Web Smoke Split Decision

Man found not guilty of racketeering, guilty of unlawful distribution

HILLSBORO, Ore. -- The Oregon Department of Justice lost its racketeering case Tuesday against a man who sold untaxed cigarettes online, but the prosecutor says officials are winning a larger battle against unregulated Internet sales, reported The Oregonian.

Washington County Circuit Judge Michael McElligott found Eric Ivan Guthrie not guilty of racketeering and computer crime for selling cigarettes through the now-defunct Inexpensivesmokes.com website; however, McElligott found Guthrie guilty of doing business as a cigarette distributor without a license, [image-nocss] two counts of unlawful distribution of cigarettes for not affixing the packs with Oregon revenue stamps and five counts of failing to comply with tobacco sale requirements for not verifying that buyers were at least 18 years old, said the report.

"We wanted to get that conviction because it would have sent a larger message," Donna Brecker Maddux, assistant attorney general, told the newspaper concerning the racketeering charge. "But without it, we still have the local effect."

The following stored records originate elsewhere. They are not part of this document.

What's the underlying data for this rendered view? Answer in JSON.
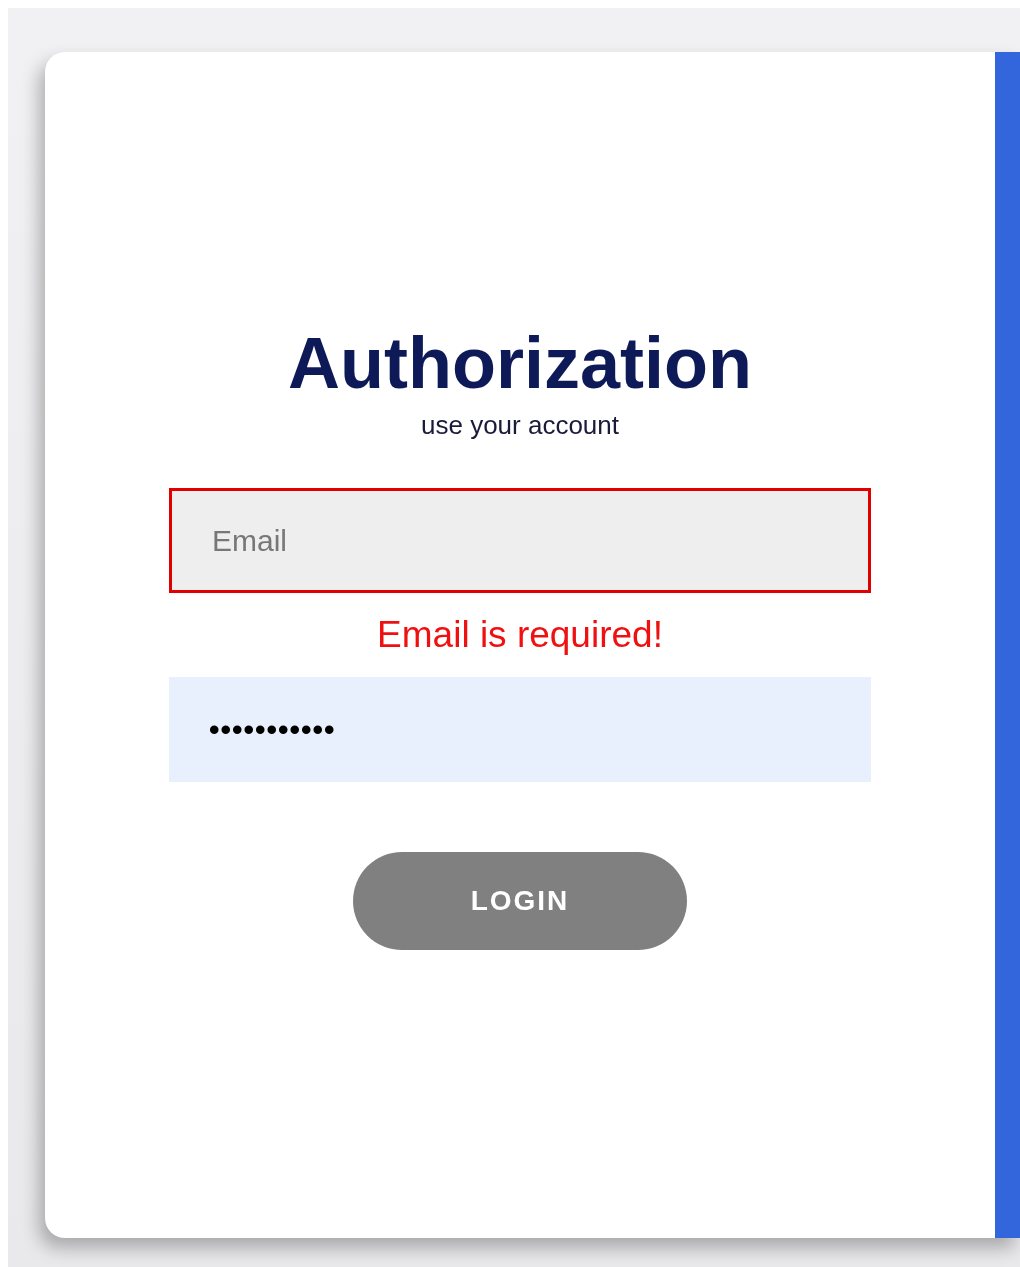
{
  "title": "Authorization",
  "subtitle": "use your account",
  "email": {
    "placeholder": "Email",
    "invalid": true,
    "error": "Email is required!"
  },
  "password": {
    "value": "•••••••••••"
  },
  "login_button": {
    "label": "LOGIN",
    "disabled": true
  }
}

Online sites were popular with smokers because they sold cigarettes at about two-thirds the cost of retailers by bypassing the state tax. They would ship the cigarettes from foreign countries directly to U.S. buyers.

Oregon prosecutors were the nation's first to go after local Internet tobacco sellers, the report said. When they did, Maddux said, delivery and credit card companies took notice. She said credit card companies have quit accepting online cigarette purchases and DHL no longer handles overseas cigarette shipments into John F. Kennedy International Airport in New York. As a result, numerous online cigarette sales sites have folded, including yessmoke.com, which Maddux described as the world's largest tobacco website and the provider of cigarettes to Guthrie's buyers through Switzerland.

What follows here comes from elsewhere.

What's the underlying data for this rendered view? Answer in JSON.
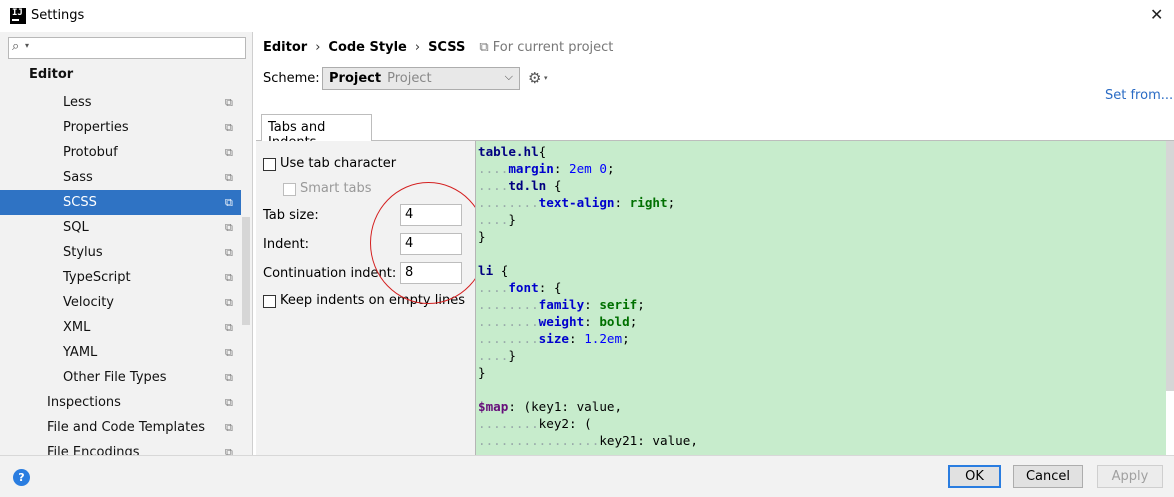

Maddux estimated the Oregon Department of Revenue has the names and sales receipts for 7,500 people who bought cigarettes online without paying the state tax of $1.18 a pack. A small percentage have been sent bills, and officials are determining how many others will be asked to pay the state. "There is no exact estimate, but Oregon is losing millions of dollars a year," Maddux said.

Guthrie, 36, was charged with selling five cartons of Marlboro and Camel cigarettes to undercover Oregon State Police detectives, The Oregonian said. Twice the detectives used juveniles to buy online.

All told, Maddux said Guthrie's computer records indicate he sold at least 2,000 cartons of cigarettes to online buyers worldwide between January and August 2004.

Kelly Hodsdon, who sold the Inexpensivesmokes.com website to Guthrie, testified that the site's owner made about $5 profit on each carton. He said he hired an attorney who told him the business was legal.

Guthrie told the judge he "tried to learn a new skill" and the online tobacco business was legal when he bought it in August 2003 to supplement his fencing and decking company. "Then it was changed behind the scenes," said Guthrie, who complained that no one from the Oregon Department of Justice told him he was out of compliance before his arrest.

It was legal to import 200 cigarettes, which is how many are in a carton, until January 2004, when state law changed the limit to 199. McElligott said Guthrie "probably had a fairly good faith belief that he wasn't committing a crimebut he was."

Defense attorney John Tyner argued that Guthrie used his laptop to run Inexpensivesmokes.com, which meant he could have been located outside the state of Oregon, said the report. He also argued that DHL, Mastercard, the U.S. Postal Service and other companies named in the racketeering charge were headquartered outside Oregon and Guthrie was not actually a cigarette distributor because he never had physical possession of the product.

The judge did not buy those arguments, but rejected the racketeering charge, saying there was not enough evidence to prove Guthrie intentionally participated in an illegal enterprise or pattern or criminal activity.

McElligott sentenced Guthrie to 18 months' probation on the tobacco charges and 10 months in the Washington County Jail for being a felon in possession of a handgun that was found during a July 2004 search of his home. He previously was convicted of growing marijuana, according to the report.